===== MATERIAL PROVIDED
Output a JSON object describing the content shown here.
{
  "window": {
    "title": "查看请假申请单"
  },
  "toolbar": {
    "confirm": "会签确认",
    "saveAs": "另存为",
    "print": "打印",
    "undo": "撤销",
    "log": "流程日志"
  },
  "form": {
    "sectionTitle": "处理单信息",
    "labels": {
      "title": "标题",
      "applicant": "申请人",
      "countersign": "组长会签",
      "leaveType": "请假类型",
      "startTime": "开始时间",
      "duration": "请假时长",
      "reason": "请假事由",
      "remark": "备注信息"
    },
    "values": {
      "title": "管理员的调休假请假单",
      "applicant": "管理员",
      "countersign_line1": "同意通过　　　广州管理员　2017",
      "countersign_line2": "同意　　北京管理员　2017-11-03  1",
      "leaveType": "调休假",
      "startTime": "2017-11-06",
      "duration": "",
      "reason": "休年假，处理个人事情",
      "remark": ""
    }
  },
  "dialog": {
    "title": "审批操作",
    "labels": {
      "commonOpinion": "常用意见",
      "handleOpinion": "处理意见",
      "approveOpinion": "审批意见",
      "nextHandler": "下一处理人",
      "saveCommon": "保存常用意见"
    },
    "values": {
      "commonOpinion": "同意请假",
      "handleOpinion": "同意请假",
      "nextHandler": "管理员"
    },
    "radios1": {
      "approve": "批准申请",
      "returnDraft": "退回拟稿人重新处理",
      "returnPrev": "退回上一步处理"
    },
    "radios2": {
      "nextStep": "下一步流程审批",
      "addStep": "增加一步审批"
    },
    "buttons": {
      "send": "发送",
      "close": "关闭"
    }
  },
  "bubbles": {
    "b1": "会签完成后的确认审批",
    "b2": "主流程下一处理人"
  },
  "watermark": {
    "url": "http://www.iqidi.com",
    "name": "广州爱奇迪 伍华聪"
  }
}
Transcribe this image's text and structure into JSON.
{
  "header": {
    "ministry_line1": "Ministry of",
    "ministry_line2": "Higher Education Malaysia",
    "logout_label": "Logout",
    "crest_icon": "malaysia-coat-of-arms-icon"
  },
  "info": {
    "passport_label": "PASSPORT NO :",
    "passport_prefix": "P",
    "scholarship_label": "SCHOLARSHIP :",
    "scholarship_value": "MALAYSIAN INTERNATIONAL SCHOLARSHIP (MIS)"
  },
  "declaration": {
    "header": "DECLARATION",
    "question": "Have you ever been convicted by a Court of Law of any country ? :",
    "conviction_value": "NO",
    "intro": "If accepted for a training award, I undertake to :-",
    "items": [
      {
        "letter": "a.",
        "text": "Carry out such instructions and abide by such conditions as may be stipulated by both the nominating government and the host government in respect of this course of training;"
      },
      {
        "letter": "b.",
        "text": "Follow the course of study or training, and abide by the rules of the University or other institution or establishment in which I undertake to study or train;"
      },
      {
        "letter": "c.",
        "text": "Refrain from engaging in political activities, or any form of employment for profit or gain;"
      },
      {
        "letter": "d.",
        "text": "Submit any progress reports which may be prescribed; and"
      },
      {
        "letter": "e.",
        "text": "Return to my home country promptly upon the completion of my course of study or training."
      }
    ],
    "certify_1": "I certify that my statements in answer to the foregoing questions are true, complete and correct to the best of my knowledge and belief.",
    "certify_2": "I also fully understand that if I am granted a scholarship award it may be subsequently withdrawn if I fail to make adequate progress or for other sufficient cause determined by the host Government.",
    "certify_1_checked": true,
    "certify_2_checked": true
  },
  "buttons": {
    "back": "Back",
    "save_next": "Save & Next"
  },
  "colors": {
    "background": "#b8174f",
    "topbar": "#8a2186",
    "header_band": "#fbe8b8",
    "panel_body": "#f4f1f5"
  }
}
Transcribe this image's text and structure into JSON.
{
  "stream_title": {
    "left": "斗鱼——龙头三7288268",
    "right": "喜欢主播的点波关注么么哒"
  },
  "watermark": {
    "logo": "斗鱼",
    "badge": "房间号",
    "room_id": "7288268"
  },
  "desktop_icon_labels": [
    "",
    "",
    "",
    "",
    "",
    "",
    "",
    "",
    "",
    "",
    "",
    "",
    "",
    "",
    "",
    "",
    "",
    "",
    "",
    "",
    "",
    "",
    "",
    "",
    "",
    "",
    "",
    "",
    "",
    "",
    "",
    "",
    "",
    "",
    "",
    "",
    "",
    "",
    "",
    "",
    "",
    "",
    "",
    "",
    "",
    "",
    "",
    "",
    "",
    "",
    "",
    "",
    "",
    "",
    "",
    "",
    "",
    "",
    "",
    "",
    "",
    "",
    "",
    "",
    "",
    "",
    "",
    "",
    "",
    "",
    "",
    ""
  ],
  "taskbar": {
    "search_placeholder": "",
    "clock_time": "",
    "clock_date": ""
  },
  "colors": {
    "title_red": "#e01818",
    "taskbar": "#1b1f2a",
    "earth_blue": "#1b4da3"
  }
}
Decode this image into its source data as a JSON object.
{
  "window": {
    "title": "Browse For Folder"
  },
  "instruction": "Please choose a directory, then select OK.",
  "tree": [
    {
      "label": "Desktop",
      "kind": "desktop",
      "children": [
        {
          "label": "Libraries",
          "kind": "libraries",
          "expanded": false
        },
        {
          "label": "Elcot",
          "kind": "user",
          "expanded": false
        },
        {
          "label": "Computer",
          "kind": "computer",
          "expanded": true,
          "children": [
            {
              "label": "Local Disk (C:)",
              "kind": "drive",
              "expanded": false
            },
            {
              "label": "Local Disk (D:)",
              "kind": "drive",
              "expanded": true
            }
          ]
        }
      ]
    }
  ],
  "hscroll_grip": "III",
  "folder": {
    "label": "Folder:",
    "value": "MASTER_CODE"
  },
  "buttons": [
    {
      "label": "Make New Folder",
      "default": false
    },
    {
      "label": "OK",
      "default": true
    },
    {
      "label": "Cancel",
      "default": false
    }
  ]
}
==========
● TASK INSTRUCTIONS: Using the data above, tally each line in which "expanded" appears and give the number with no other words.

● RESPONSE: 5